* **Exercise brief**:
Please reproduce the following records exactly, with nothing omitted.

═════ Material for the task ═════

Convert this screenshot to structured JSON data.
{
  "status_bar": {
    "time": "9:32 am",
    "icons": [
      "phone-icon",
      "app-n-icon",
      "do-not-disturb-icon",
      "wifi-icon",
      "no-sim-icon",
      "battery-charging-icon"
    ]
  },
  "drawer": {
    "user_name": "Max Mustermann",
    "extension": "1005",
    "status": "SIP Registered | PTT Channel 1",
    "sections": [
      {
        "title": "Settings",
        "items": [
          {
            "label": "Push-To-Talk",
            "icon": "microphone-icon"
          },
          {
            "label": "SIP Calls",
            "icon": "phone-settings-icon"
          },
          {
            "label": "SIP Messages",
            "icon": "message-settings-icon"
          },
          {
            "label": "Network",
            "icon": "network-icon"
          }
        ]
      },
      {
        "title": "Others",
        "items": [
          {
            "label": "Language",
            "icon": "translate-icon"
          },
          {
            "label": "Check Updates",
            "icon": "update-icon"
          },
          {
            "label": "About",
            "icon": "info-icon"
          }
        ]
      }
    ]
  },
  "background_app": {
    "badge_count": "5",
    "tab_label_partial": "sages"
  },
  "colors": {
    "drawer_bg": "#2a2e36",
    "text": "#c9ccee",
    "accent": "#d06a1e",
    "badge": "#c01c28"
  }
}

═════

* **Expected output**:
Convert this screenshot to structured JSON data.
{
  "status_bar": {
    "time": "9:32 am",
    "icons": [
      "phone-icon",
      "app-n-icon",
      "do-not-disturb-icon",
      "wifi-icon",
      "no-sim-icon",
      "battery-charging-icon"
    ]
  },
  "drawer": {
    "user_name": "Max Mustermann",
    "extension": "1005",
    "status": "SIP Registered | PTT Channel 1",
    "sections": [
      {
        "title": "Settings",
        "items": [
          {
            "label": "Push-To-Talk",
            "icon": "microphone-icon"
          },
          {
            "label": "SIP Calls",
            "icon": "phone-settings-icon"
          },
          {
            "label": "SIP Messages",
            "icon": "message-settings-icon"
          },
          {
            "label": "Network",
            "icon": "network-icon"
          }
        ]
      },
      {
        "title": "Others",
        "items": [
          {
            "label": "Language",
            "icon": "translate-icon"
          },
          {
            "label": "Check Updates",
            "icon": "update-icon"
          },
          {
            "label": "About",
            "icon": "info-icon"
          }
        ]
      }
    ]
  },
  "background_app": {
    "badge_count": "5",
    "tab_label_partial": "sages"
  },
  "colors": {
    "drawer_bg": "#2a2e36",
    "text": "#c9ccee",
    "accent": "#d06a1e",
    "badge": "#c01c28"
  }
}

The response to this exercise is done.